#### [Try it]
The answer must consist of every line in the data below that holds the word "text".
Input data: Begin
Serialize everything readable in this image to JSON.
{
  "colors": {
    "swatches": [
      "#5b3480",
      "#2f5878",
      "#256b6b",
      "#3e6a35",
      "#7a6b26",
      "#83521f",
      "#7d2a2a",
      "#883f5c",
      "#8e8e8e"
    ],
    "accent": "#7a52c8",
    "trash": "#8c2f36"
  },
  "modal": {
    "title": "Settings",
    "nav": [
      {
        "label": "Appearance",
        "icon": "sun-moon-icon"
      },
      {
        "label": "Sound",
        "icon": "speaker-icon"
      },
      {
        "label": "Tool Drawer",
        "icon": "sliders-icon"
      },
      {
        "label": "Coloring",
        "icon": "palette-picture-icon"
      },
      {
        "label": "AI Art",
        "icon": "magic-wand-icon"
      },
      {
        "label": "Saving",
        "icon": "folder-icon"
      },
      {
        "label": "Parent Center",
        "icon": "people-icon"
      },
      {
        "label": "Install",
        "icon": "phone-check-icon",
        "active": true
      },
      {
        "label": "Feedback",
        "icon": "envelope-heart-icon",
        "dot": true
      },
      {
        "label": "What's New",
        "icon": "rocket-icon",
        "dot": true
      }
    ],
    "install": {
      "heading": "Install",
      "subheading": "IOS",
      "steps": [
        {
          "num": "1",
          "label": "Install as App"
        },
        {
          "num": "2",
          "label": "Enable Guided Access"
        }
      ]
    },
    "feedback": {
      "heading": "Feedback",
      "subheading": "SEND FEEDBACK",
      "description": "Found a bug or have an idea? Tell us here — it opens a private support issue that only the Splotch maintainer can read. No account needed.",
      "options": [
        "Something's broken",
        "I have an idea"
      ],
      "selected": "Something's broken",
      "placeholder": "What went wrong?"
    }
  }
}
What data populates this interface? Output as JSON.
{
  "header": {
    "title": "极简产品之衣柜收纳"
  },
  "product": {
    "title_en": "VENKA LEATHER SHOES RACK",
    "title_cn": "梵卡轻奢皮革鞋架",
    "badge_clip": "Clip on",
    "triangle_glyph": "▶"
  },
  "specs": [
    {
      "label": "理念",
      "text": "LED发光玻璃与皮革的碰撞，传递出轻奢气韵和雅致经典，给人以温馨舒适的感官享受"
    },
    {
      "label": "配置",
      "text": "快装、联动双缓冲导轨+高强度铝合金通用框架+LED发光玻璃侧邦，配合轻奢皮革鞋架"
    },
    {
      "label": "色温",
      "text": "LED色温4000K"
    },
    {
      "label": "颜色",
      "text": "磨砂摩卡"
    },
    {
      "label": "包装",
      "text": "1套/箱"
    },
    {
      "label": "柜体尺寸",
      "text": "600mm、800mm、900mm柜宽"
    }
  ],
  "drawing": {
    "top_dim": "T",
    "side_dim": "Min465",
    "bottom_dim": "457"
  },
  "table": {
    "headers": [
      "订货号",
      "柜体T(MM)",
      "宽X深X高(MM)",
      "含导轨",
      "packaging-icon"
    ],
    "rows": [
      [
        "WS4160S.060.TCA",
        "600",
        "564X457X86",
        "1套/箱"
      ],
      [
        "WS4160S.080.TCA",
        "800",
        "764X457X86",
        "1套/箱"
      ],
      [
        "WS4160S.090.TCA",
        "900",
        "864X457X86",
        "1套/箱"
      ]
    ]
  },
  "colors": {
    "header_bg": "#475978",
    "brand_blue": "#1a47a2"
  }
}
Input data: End
#### [Task response]
      "text": "LED发光玻璃与皮革的碰撞，传递出轻奢气韵和雅致经典，给人以温馨舒适的感官享受"
      "text": "快装、联动双缓冲导轨+高强度铝合金通用框架+LED发光玻璃侧邦，配合轻奢皮革鞋架"
      "text": "LED色温4000K"
      "text": "磨砂摩卡"
      "text": "1套/箱"
      "text": "600mm、800mm、900mm柜宽"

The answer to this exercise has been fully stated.